Fig3: PPI of the acoustic startle response. Effect of MS (gray bars) on percent PPI measured at different prepulse intensities, in 129S6 (a, b, c) and SW mice (d, e). White bars show the response of AFR mice (control, white bars). In panela, the effects on wild-type and 1AKO 129S6 mice are taken together, as the effects of MS were independent of genotype. Panelsb–e show the effect of MS for the separate genotypes. Differences between wild-type and 1AKO mice can be inferred by comparing the white bars in panelsb and c for 129S6, and white bars in panelsd and e for SW. Pearson’s correlation showed that startle magnitude and mean PPI levels were not correlated (r = -0.17, NS, n = 63). Data represent means ± SEM. *p < 0.05 relative to corresponding control
Mentions: MS reduced percent PPI similarly in wild-type and 1AKO mice, but the effect of MS was dependent on prepulse intensity (F3,96 = 5.6, p = 0.001). As shown in Fig. 3a, the differences between AFR and MS mice were significant at 2 and 4 dB prepulse intensity. PPI in 1AKO mice did not differ from that of wild-type mice (see Fig. 3b, c). Startle magnitude was significantly higher in MS mice, irrespective of genotype (F1,32 = 12.6, p = 0.001; control mice 758 ± 88.7, MS mice 1150.2 ± 119).Fig. 3

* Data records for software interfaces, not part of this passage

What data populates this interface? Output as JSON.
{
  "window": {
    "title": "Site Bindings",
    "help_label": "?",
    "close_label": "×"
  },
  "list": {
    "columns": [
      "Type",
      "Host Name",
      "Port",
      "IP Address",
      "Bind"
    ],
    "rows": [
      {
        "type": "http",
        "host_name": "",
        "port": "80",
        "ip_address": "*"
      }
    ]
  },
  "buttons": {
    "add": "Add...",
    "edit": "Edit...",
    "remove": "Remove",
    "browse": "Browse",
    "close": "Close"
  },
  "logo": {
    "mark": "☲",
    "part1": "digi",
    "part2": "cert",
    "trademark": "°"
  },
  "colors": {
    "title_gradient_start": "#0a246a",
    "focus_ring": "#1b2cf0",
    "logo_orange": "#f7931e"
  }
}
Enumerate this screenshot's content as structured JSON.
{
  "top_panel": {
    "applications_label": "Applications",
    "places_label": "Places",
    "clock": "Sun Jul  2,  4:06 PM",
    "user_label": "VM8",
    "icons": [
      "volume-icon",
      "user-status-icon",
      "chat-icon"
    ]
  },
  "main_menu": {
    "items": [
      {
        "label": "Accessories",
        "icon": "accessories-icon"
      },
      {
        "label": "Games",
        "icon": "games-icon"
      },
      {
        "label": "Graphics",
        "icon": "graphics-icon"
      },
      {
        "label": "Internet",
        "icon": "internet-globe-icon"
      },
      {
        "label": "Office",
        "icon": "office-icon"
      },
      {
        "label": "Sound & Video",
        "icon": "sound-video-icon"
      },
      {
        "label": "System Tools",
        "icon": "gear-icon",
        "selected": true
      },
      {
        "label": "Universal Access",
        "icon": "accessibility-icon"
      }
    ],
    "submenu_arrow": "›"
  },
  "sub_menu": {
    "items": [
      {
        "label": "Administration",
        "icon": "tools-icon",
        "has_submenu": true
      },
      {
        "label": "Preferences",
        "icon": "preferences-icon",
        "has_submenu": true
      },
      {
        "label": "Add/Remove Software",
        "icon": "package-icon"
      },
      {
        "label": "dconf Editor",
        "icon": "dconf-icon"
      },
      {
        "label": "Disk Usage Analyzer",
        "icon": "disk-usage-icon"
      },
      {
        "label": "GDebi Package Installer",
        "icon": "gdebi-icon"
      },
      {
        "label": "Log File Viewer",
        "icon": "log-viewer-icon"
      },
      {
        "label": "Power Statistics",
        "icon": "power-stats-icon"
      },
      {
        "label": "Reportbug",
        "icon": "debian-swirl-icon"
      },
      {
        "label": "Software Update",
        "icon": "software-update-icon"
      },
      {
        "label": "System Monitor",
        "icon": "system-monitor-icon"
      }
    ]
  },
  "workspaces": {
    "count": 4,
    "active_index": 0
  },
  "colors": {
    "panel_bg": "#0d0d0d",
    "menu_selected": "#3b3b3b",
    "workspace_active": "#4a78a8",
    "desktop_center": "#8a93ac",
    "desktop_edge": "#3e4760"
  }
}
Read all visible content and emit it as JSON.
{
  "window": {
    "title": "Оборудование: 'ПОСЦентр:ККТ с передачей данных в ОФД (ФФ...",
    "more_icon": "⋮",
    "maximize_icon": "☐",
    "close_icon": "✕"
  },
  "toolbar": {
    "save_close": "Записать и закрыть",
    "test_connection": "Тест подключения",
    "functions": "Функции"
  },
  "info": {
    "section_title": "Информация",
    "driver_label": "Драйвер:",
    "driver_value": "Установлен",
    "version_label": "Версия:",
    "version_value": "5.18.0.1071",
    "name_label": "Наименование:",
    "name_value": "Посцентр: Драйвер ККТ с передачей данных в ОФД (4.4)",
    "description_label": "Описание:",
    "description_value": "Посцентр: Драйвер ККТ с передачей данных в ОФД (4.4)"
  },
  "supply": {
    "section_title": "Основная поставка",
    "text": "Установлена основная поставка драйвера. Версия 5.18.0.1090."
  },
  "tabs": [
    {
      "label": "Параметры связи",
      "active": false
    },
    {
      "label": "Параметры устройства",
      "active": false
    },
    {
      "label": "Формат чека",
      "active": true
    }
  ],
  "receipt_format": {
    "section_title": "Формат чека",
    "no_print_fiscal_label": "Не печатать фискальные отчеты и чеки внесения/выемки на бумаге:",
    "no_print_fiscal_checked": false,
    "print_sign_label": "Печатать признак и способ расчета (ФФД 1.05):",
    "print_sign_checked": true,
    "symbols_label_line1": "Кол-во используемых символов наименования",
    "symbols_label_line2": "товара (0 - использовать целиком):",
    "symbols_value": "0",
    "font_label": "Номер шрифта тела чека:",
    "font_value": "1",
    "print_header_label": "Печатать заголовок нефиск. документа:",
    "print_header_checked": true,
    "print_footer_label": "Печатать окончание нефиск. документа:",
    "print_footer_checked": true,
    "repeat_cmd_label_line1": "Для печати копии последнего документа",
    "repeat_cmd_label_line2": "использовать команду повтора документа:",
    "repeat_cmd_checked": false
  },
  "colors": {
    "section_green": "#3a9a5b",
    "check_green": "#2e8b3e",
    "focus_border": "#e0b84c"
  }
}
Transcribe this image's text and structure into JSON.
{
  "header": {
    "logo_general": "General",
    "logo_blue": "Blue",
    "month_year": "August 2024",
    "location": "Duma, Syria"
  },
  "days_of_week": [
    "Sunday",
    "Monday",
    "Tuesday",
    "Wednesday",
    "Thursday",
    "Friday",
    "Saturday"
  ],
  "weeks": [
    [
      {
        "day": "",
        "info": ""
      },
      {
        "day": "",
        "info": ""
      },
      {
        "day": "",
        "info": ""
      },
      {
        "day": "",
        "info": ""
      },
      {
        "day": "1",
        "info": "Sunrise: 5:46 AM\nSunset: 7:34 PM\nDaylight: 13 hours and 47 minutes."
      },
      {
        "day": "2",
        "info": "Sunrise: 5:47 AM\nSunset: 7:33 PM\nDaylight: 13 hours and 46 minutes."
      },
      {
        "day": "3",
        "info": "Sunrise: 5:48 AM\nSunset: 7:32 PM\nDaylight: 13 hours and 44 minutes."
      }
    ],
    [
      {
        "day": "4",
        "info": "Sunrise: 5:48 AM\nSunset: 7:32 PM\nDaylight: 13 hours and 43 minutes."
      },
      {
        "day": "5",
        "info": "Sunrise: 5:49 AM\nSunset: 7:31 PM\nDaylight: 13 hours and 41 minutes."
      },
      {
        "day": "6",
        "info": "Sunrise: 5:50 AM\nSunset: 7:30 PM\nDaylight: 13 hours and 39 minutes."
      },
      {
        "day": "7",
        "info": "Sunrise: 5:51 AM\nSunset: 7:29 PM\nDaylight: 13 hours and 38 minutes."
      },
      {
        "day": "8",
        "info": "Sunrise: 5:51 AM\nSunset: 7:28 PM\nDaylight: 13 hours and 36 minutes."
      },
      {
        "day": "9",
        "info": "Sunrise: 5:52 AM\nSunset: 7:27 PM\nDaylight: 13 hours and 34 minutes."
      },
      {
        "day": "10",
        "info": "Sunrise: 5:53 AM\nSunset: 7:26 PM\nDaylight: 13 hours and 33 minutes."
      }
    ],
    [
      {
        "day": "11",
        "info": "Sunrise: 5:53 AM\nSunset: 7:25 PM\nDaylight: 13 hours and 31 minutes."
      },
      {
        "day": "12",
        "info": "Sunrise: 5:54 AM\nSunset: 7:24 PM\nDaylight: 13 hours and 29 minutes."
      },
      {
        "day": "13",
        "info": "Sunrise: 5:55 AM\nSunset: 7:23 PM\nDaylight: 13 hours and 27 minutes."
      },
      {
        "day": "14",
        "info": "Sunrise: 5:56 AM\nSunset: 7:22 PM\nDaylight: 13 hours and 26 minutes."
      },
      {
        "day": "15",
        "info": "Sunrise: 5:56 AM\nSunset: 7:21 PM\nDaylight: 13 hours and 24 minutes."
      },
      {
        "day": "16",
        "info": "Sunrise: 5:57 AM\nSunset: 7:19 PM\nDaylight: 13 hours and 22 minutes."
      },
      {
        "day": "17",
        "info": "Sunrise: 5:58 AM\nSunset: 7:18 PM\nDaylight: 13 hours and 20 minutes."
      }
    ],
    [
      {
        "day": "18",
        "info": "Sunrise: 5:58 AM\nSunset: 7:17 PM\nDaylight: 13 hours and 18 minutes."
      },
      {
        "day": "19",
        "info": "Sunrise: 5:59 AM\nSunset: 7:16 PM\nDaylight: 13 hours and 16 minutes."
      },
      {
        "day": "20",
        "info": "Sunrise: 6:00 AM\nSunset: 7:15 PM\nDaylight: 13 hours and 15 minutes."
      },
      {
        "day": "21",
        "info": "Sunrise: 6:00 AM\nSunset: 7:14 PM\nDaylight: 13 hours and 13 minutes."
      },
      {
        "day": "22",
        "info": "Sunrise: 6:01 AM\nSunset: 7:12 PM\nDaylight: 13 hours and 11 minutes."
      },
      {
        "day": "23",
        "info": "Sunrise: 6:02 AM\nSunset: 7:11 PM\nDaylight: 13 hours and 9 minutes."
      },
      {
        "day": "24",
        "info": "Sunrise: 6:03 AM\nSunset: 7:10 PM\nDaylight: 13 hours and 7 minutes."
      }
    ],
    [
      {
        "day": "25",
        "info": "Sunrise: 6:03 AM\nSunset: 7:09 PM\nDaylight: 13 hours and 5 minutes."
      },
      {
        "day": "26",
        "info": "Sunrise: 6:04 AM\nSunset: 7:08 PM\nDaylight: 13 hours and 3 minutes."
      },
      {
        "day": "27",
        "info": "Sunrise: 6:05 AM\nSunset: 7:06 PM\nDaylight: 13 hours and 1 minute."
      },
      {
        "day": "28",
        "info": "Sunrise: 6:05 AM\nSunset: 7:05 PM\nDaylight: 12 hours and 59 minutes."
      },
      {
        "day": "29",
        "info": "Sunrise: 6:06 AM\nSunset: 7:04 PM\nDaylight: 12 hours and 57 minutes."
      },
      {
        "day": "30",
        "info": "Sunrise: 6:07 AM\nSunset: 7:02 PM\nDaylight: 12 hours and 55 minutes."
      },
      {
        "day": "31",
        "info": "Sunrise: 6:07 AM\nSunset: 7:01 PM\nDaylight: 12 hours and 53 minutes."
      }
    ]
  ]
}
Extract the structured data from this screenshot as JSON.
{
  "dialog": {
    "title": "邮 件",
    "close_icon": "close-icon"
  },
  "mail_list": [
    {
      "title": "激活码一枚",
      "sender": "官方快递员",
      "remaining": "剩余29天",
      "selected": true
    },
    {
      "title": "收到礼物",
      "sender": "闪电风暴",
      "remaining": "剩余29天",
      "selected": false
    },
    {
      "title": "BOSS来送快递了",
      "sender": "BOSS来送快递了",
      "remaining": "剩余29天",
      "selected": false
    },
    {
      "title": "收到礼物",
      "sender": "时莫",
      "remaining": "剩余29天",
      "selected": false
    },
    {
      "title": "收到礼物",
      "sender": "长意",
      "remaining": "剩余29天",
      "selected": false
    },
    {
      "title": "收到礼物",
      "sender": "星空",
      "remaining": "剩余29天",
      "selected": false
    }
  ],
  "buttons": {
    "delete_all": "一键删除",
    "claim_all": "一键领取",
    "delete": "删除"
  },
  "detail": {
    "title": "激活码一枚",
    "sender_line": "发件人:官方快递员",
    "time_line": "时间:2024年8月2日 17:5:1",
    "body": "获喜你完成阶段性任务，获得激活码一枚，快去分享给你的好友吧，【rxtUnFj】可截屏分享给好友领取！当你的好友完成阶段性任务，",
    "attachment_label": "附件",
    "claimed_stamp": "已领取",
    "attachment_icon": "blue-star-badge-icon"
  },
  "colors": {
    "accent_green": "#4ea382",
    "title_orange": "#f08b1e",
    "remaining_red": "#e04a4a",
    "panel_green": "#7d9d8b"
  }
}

Bottom Line: These effects of MS were independent of genotype.MS had no effect on the other readouts.Serotonin(1A) receptor deletion does not enhance vulnerability to the effects of MS on startle plasticity.

View Article: PubMed Central - PubMed

Affiliation: Division of Pharmacology, Utrecht Institute for Pharmaceutical Sciences, Utrecht University, Sorbonnelaan 16, 3584 CA, Utrecht, The Netherlands. l.groenink@uu.nl

ABSTRACT

Rationale: Early life stress is a risk factor for the development of psychopathology in later life. Consequences of adverse life events, however, may depend on the genetic makeup of an individual. Reduced serotonin(1A) receptor function may predispose to the development of anxiety disorders.

Objective: Determine susceptibility of serotonin(1A) receptor knockout (1AKO) mice on different background strains to the effects of maternal separation (MS) by assessing startle plasticity in adulthood.

Methods: 1AKO mice on a 129S6 and a Swiss Webster (SW) background were used. MS groups were separated daily from their mother for 180 min/day from postnatal days 2 to 14. Control groups underwent normal animal facility rearing. In adulthood, effects on acoustic startle response, habituation, prepulse inhibition (PPI), and foot shock sensitization were determined.

Results: MS increased startle reactivity and reduced PPI in 129S6 mice. These effects of MS were independent of genotype. MS had no effect on the other readouts. In SW mice, MS had no consistent effect on startle reactivity and did not alter startle plasticity in wild type or in 1AKO mice. 1AKO mice did not differ from wild-type mice in startle plasticity.

Conclusion: Serotonin(1A) receptor deletion does not enhance vulnerability to the effects of MS on startle plasticity. The life-long increase in startle reactivity and PPI deficit induced by MS are strain-dependent. Further, the use of startle reactivity and plasticity may have added value in translational studies relating to early life stress.

Show MeSH
Related in: MedlinePlus